On a different note: remember the flat tax? The idea of replacing the income tax code with one single rate (above a tax-free allowance), with no exemptions, no deductions, and no differentiation between different income sources? Tax policy experts used to get very excited about the concept, and in the late 1990s, several (mostly post-Communist) countries began to adopt it. After the 2008 crash, the concept slipped off the radar.
But the flat tax is not dead yet. Two US states, Georgia and West Virginia, are about to turn their state income taxes into flat taxes of 5.4 per cent and 2.65 per cent respectively. The economic effects will not be huge, because state income taxes are not nearly as important as the federal income tax. But as far as it goes, it is a welcome move. The flat tax may have fallen out of fashion, but the economic arguments for it have never been refuted. Flat taxes do not just improve work incentives; they also reduce distortions. Under a flat tax, (especially high-income) taxpayers dedicate less energy to rearranging their activities in “tax-efficient” ways, and more energy to creating wealth. Add the reduction in compliance, enforcement and revenue collection costs, and you have a solid economic case.
Since 2008, there has also been a backlash against private, pre-funded pensions. Several countries that had previously moved towards such a system have U-turned, especially Argentina and Hungary. However, the latest OECD figures show that elsewhere, the role of private pensions continues to grow. In the US, Canada, Australia, the Netherlands, Switzerland, Denmark and Iceland, the value of the assets accumulated in pension funds now exceeds 100 per cent of the respective country’s GDP.
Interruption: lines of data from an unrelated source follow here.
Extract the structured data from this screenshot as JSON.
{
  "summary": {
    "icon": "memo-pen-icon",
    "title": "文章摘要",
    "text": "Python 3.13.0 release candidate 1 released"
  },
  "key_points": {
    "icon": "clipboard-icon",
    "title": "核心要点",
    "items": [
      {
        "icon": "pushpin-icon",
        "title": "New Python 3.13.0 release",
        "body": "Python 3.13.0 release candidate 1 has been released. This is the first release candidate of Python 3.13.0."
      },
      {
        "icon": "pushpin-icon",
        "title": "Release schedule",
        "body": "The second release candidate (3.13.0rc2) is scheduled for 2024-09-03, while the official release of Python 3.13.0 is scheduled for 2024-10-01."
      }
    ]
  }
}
So it’s not all doom and gloom. Despite the virulence and pervasiveness of anti-capitalist rhetoric, green shoots of growing market freedoms can still be found.